Traffic finally vanishes and I get on it in second gear coming out of a roundabout. The accelerator is barely halfway down and already the rear tires are struggling to maintain grip. A quick shift into third and traffic is all but disappearing in the rearview mirror.
The accompanying soundtrack is just as mind-bending as the thrust. Back in the 1950 and ‘60s auto mags used to describe a Ferrari’s sound as “ripping canvas”; with the Mantide it’s as if you took that torn canvas and crossed it with a Maserati V8. I’ve never heard a Vette sound like this, and all I want to do is drop the hammer, again and again, to hear that banshee wail over and over.
Soon we’re approaching slower cars at an alarming pace so it is hard on the binders; Jason says the drilled ventilated ceramic discs are identical to those found on Ferrari’s ultra-trick, Enzo-based $2-million-plus FXX. The pedal bite is almost instantaneous as actual travel measured in millimeters, giving marvelous feel as to what the binders are doing.
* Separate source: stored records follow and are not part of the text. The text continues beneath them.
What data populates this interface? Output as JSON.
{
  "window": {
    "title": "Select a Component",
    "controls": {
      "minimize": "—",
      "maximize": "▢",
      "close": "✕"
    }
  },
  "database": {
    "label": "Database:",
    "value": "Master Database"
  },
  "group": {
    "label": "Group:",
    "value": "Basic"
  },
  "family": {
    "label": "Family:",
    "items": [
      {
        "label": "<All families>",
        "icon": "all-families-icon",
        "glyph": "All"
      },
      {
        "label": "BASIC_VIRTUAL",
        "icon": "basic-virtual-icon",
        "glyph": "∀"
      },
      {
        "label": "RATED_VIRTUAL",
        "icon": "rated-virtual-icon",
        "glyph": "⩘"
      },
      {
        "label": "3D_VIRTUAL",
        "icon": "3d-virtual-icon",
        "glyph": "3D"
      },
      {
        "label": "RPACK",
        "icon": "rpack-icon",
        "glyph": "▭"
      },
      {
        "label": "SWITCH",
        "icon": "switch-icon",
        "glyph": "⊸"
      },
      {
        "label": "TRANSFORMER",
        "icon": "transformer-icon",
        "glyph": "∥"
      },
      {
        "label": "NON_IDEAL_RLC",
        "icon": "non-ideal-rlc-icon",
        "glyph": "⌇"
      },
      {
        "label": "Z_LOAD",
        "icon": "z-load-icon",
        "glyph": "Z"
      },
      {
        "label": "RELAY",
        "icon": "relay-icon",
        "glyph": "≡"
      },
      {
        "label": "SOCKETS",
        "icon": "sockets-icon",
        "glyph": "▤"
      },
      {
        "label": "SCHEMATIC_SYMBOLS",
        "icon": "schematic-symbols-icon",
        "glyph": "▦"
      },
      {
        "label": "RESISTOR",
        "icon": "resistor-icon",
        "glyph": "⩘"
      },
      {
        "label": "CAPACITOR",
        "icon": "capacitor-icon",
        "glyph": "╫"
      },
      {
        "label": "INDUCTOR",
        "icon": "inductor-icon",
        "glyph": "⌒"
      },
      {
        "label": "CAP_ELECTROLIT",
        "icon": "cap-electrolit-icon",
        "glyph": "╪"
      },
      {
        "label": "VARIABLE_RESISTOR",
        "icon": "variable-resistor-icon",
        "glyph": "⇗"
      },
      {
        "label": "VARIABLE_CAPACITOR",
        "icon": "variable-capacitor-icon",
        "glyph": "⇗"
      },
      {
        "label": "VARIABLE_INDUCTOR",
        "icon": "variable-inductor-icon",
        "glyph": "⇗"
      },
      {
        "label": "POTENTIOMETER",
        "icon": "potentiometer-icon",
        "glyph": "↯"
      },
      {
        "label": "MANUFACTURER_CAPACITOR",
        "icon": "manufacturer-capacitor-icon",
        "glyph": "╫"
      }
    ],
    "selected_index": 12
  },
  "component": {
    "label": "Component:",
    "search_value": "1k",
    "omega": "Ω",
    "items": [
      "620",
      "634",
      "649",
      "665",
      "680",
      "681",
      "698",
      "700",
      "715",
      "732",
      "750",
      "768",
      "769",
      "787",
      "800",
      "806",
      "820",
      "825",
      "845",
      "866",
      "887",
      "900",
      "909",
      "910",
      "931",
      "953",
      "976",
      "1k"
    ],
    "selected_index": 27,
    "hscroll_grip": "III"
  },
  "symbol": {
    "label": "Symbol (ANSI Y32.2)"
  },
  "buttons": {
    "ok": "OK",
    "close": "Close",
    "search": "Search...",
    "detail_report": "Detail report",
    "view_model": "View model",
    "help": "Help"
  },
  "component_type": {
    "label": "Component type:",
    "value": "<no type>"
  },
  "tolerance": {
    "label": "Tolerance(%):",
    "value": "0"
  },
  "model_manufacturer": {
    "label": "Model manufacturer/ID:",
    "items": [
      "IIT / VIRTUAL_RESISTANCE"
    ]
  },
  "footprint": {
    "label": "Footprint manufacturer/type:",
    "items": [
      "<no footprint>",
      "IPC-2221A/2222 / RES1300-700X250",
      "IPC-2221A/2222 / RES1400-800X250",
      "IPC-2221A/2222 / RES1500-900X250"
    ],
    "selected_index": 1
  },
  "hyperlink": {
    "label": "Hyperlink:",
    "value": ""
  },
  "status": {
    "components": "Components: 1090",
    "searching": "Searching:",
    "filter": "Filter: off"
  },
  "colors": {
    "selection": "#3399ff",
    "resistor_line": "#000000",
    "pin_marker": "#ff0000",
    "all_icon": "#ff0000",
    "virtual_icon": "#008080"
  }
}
After comfortably pottering for a few minutes behind other cars, the road opens up as far as I can see. Castriota claims the Mantide is 200 pounds lighter than a stock ZR1 and it would be easy to lay down several hundred meters of black strips, but I want to feel the actual acceleration and not tires melting. In second gear I get on it, and no sooner is the pedal half to two-thirds the way down than the tires are again struggling for grip.
Built for Drama
This adds to the drama of it all, the rear end twitching as that ripping canvas bellow overwhelms the cockpit. Running up over 6000 rpm I shift into third and finally, the throttle hits the floor. The car leaps forward, the nose staying level. I look at Jason and say, “Keep the tires connected with this and a 599 would be toast.” He simply grins as he already knows that.
We surge past 100 mph on the two-lane road and settle in at a good triple-digit pace, and there is nary a breeze coming into the car even though both windows are completely down. “No surprise there,” Castriota responds. “The aerodynamics are that efficient.”
While the Mantide is a ballistic missile of the first order, it never beats you up. GM’s Magnetic Selective Ride Control suspension’s magneto-rheological shocks are like those found on the 599, the steering is supple and precise at all speeds, and the ride is firm but never jarring.
This is truly an all-around sports/GT of the first order, and after my drive I find myself gazing at the Mantide, completely stupefied. Whether you are looking inside or out, it seems incomprehensible that a Corvette lurks under there; it’s that different.
“And that,” Castriota summarizes, “is the car’s magic.”